Matteo Piccioni    Sapienza Università di Roma, Italia    



Alessandro Morani is one of the leading figures of the artistic world of the late 19th century in Rome. A landscape painter who had trained in the entourage of Nino Costa, he is better known as the founder of the ‘In Arte Libertas’ group in 1886 and for his connection with Gabriele D’Annunzio. Furthermore, Morani was one of the leading Italian decorative painters who was inspired by the Arts and Crafts movement. He also taught ornament art and design at the School of the Museum of Industrial Art in Rome. Thanks to his talent in copying, in 1896 his father in law, the archaeologist Wolfgang Helbig, appointed him and a group of painters to the task of  reproducing some Etruscan tomb paintings in Tarquinia for the Ny Carlsberg Glyptotek of Copenhagen. The reconstruction of the connections between the different parts of his career, with a focus on the past five years of the 19th century, allows us to outline the historical context of the time, in which copies, conservative needs, revival of the arts of the past and decoration elements were intimately intertwined.

27 Luglio 2016

Keywords: Etruscan paintingNino CostaDecorative artsWolfgang HelbigApplied artsGiacomo BoniIndustrial artsGabriele D'AnnunzioCalcoArts and CraftsAlessandro MoraniRevivalFacsimileCopy

Copyright: © 2016 Matteo Piccioni. This is an open-access work distributed under the terms of the Creative Commons Attribution License (CC BY). The use, distribution or reproduction is permitted, provided that the original author(s) and the copyright owner(s) are credited and that the original publication is cited, in accordance with accepted academic practice.

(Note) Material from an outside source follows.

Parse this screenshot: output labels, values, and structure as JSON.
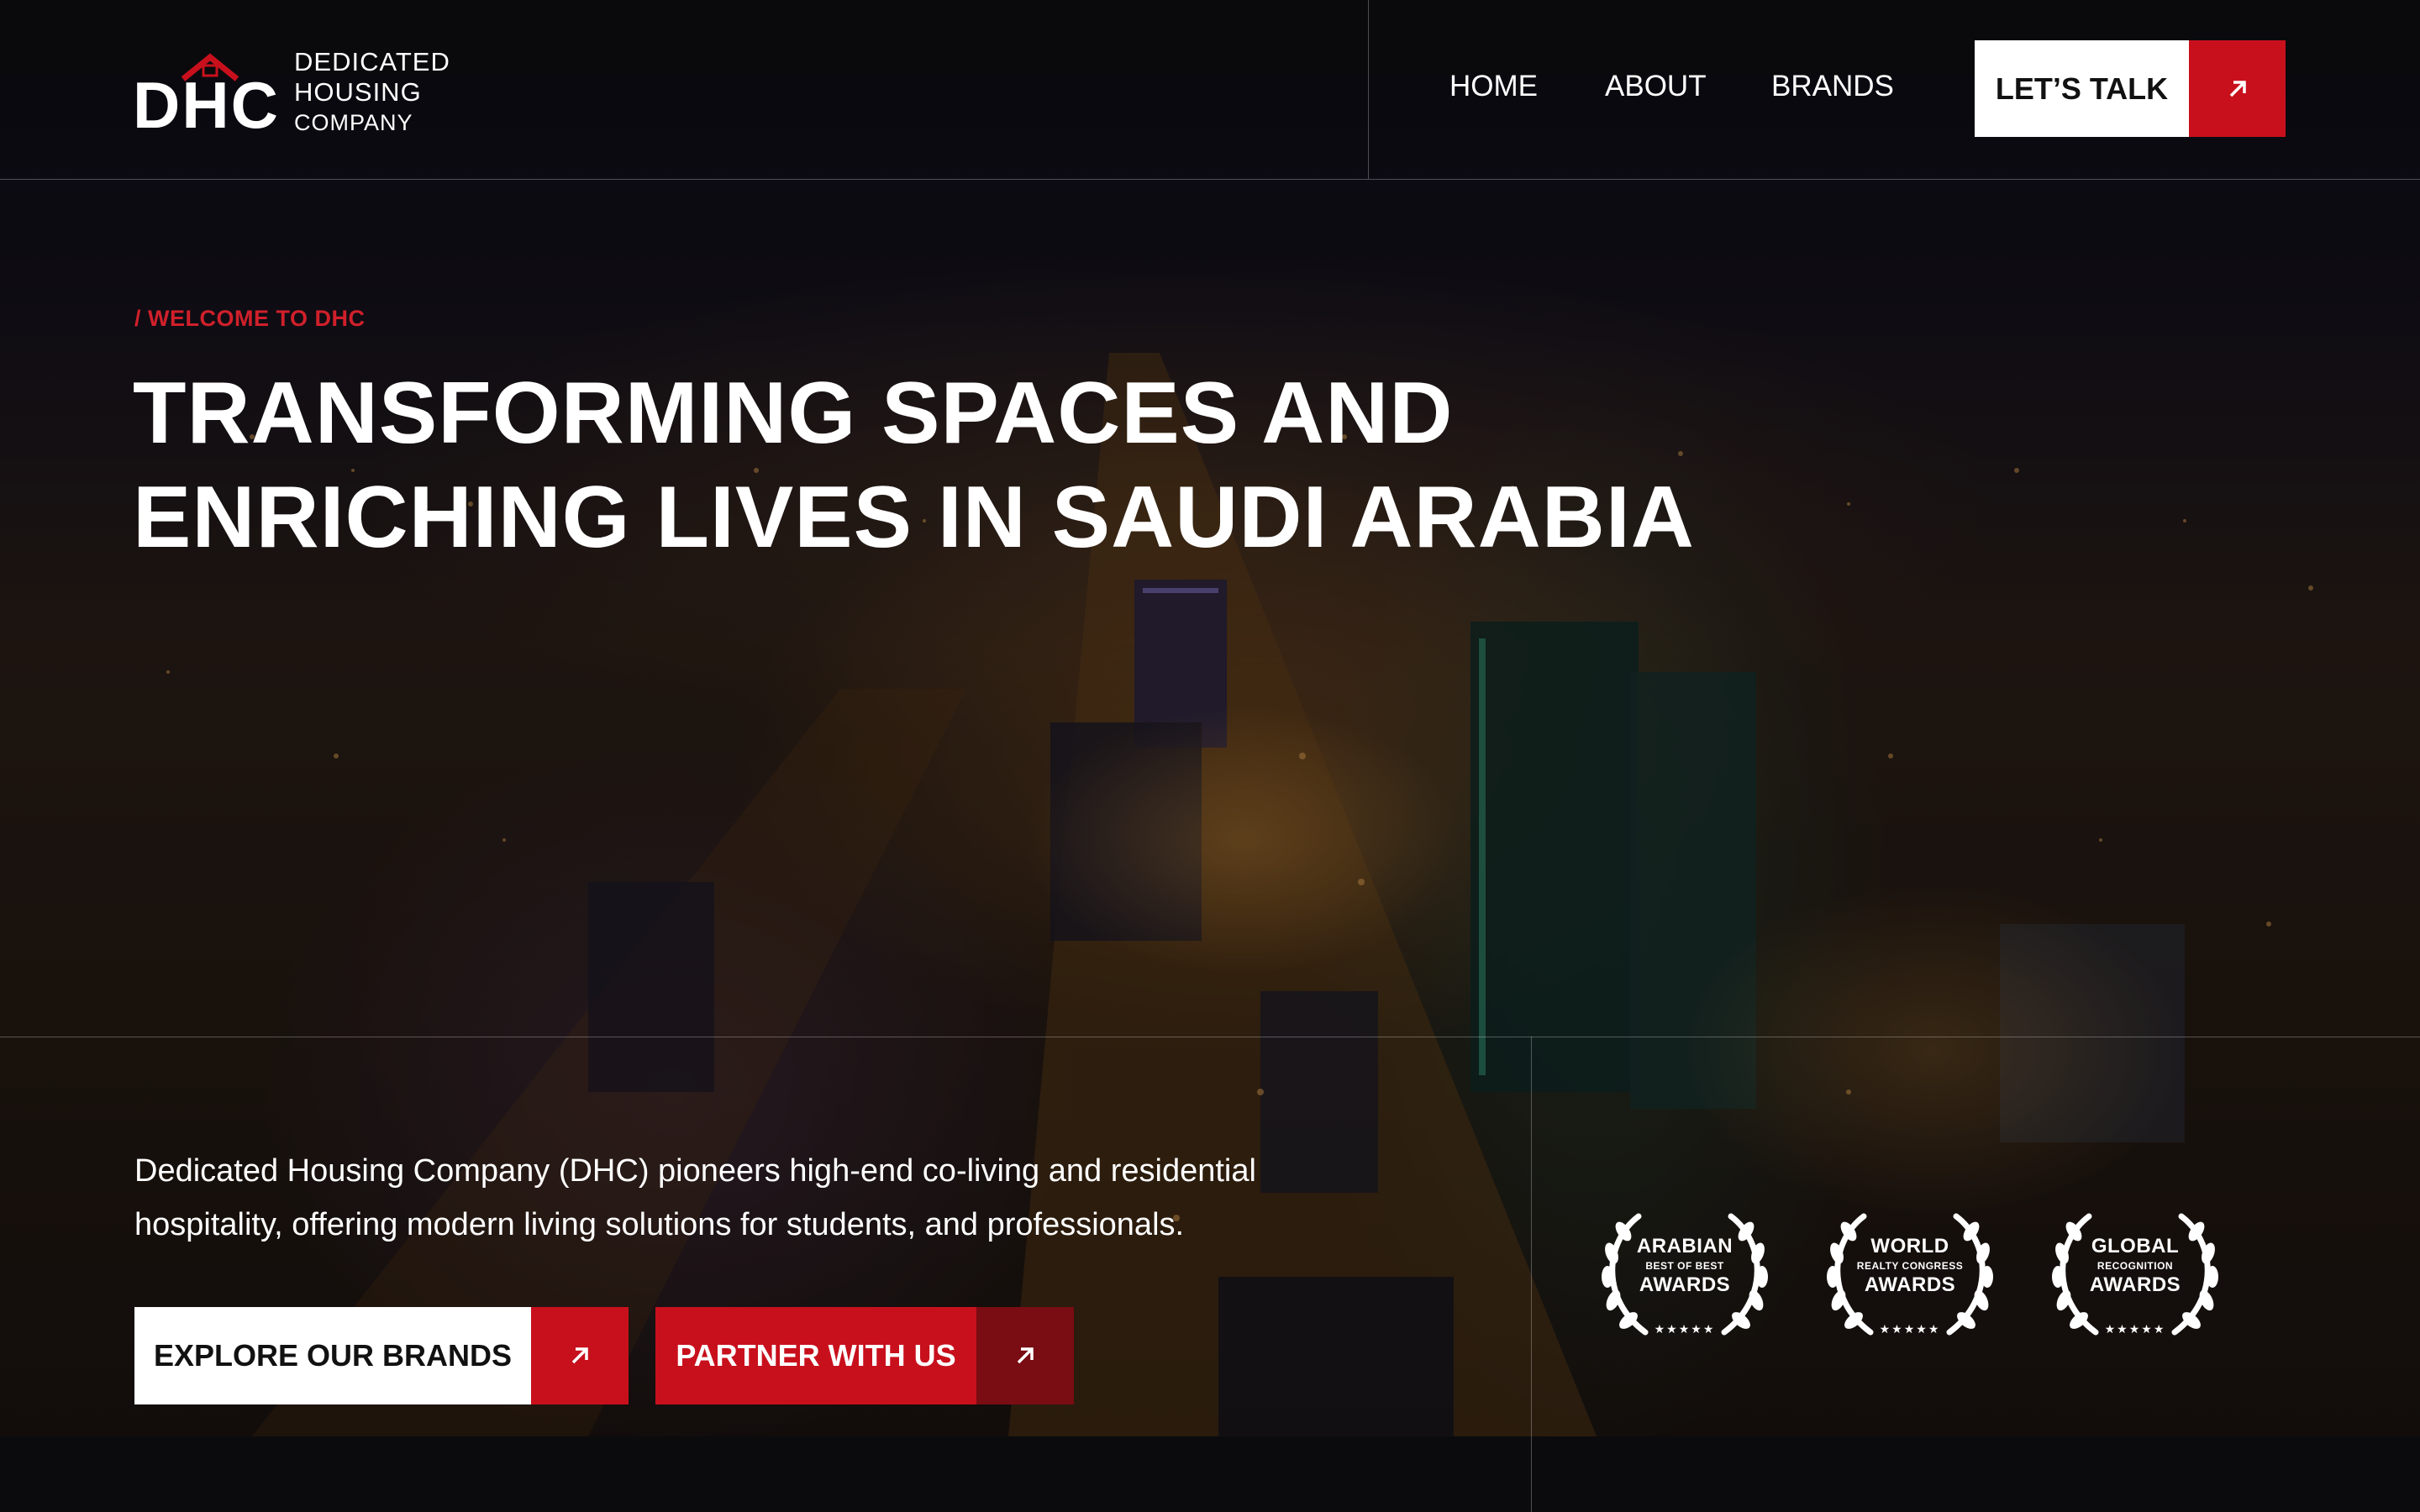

The license allows for commercial use. No use, distribution or reproduction is permitted which does not comply with these terms.